Jathedar Joginder Singh Vedanti Akhal Takhat Sri Amritsar Punjab Dear Jathedar Joginder Singh ji: Vaah Guru Ji Ka Khalsa, Vaah Guru Ji Ki Fateh. You occupy a seat of responsibility and authority, the Jathedar of the Akal Takhat being the mouthpiece of the Guru Khalsa Panth. We have great expectations from someone in your position because you are capable of influencing the Sikh Nation through the prestige of your office. As a Sikh of the Diaspora, I am repulsed by your recent announcement to debate the heresy of installing statues of Sikh Gurus. Why is it that our Muslim brethren, since the inception of Islam, have never deliberated on whether they can paint a portrait or create a sculpture of Prophet Mohammad? Why is it that our so-called leaders in the Sikh Homeland, escaping the real issues besetting the Panth, are engaging in frivolous discussions? Have you become so insecure in your understanding of the long established traditions of the Panth that you are unable to state with conviction that we shall not allow any statues or portraits of the Sikh Gurus? There is no precedence and room for such heretic debates, especially when the Gurus themselves have settled this matter.
Guru Gobind Singh emphatically disapproves idol worshippers in his Zafarnamah, the epistle of victory to the Mughal emperor Aurangzeb. He critically identifies the failed Hindu hill chiefs as “idol worshipers” and calls himself an “idol breaker.” (keh uoo boot parastando man boot shikan.) According to Sirdar Kapur Singh, “When in 1610, some Sikhs asked for permission of the Sixth Nanak (Guru Har Gobind) to have a portrait of the Guru prepared, it was politely refused, and to the puzzled Sikhs, Bhai Gurdas, the evangelist, explained that the only portrait of the Guru is the Word of the Guru.” gur moorat gur shabad hai. (“The Central Message of Guru Nanak,” Sikh Review, Calcutta, November 1961, p. 35-37.) It is demanded that you stop debating issues that have long been resolved and start focusing on issues affecting Sikh sovereignty and basic human rights. If you do not act now you will be remembered as the Jathedar who introduced idolatry to the Sikhs of Punjab, destroying decades of hard work by Sikh Sabha luminaries such as Giani Ditt Singh and Prof. Gurmukh Singh. The words of Guru Gobind Singh should loudly echo in your ears, “jab eh gahe bipran kee reet, mein na karoo in kee parteet.” (When the order of the Khalsa adopts Brahminical ways, I shall no longer trust it.) Let us destroy all statues and tear all portraits of our Gurus because they are not their true representation and they have become vehicles to denigrate our Gurus. One can see them behind alcohol stands and bars in restaurants next to Hindu deities, for instance. Furthermore, their creation is a severe violation of the Sikh Rehat Maryada, which has been ratified through the consensus of the Guru Khalsa Panth. These icons need to be uprooted and destroyed, as done by the member of the Sikh Sabha movement. We should accept nothing less.

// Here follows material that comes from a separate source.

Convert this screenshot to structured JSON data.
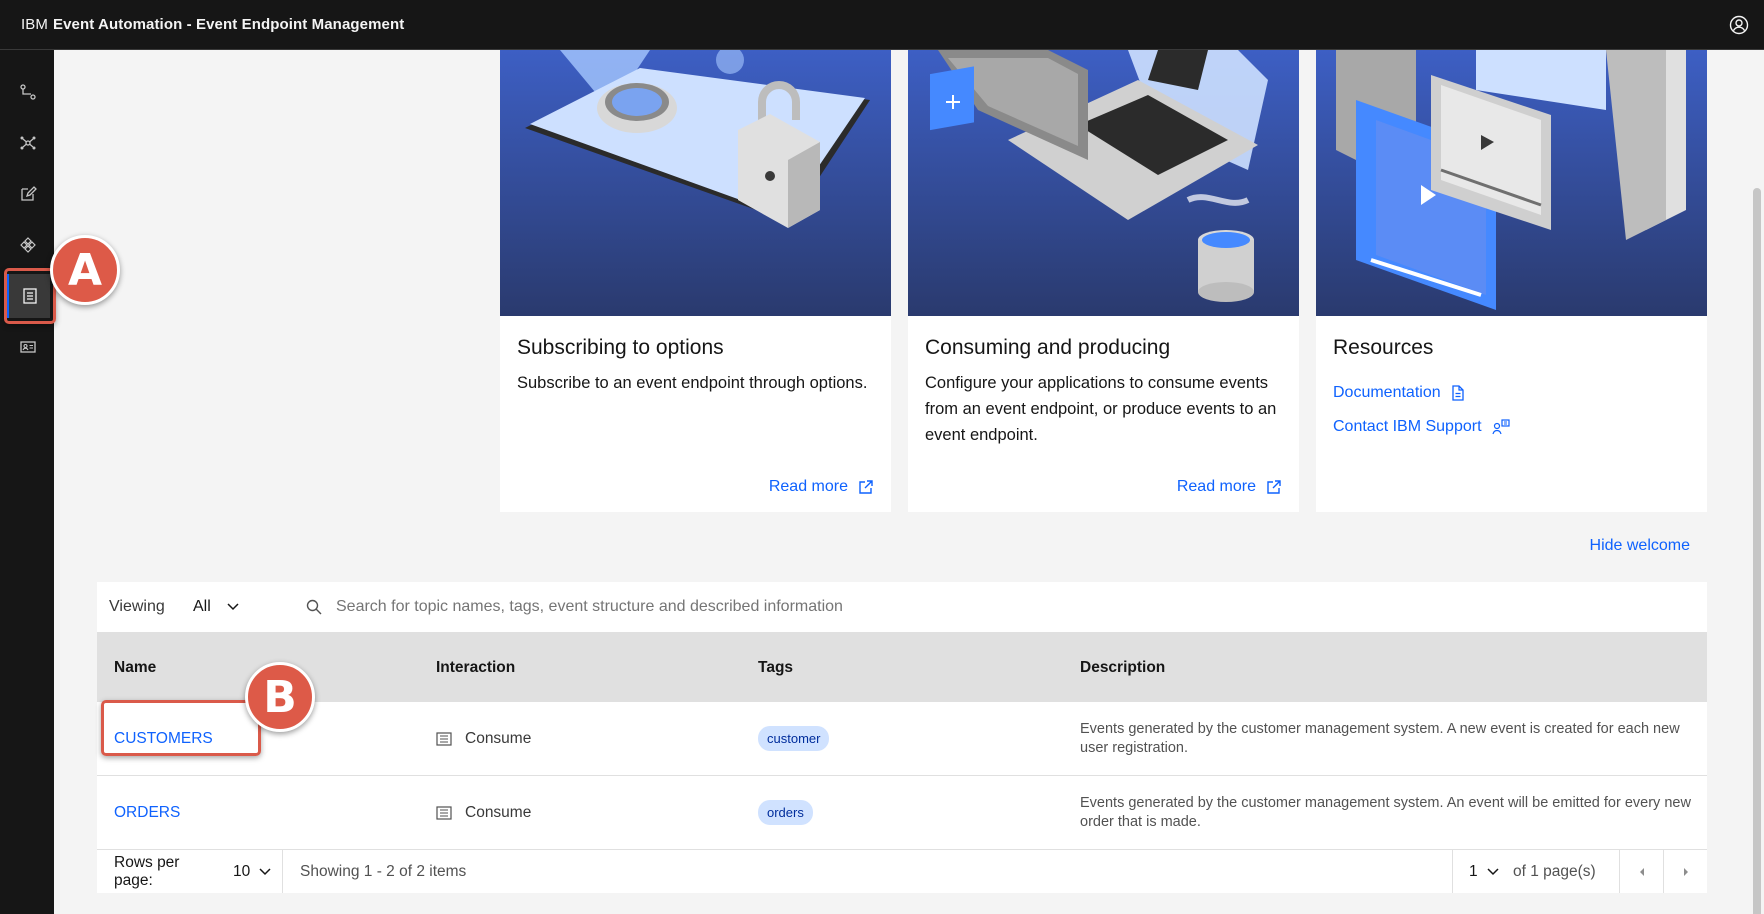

Prof. Puran Singh admonishes us – “When I stand before the pictures you call those of the Gurus, I feel as much disgusted as when I look at the ugly idols of Krishna of the Hindus in the temples of Vrindavan. You will be killed by this mean imitation of others’ passion . . . Woe unto that religious preaching which needs the support of such soulless imitation. For goodness’ sake, burn all your canvases and throw your brushes away. You are not risen to the level of men and the craft of the artist is far above your reach. You are not yet able to grasp the essentials even of the intellectual appreciation of the Art of the Beautiful. You need yet to learn how to wear a pearl necklace and how to adorn yourself. You must needs be decorated and beautiful to go and dare approach the Beautiful.” (The Spirit Born People, Punjabi University, Patiala, 1990, p. 111) I am copying this message to Jathedar Jagdev Singh Talwandi, the president of the SGPC, who is also a guilty party in this severe transgression of encouraging idolatry among Sikhs because many places under SGPC jurisdiction have erected statues of Sikh Gurus without any effective response from this statutory body.
The SGPC is again violating the Sikh Rehat Maryada that it publishes. To reiterate Guru Gobind Singh’s sacred and powerful words in the Zafarnamah -- man boot shikan! Long live the Panth!
Harpreet Singh Sikh Heresy Regulation Board (SHRB) New York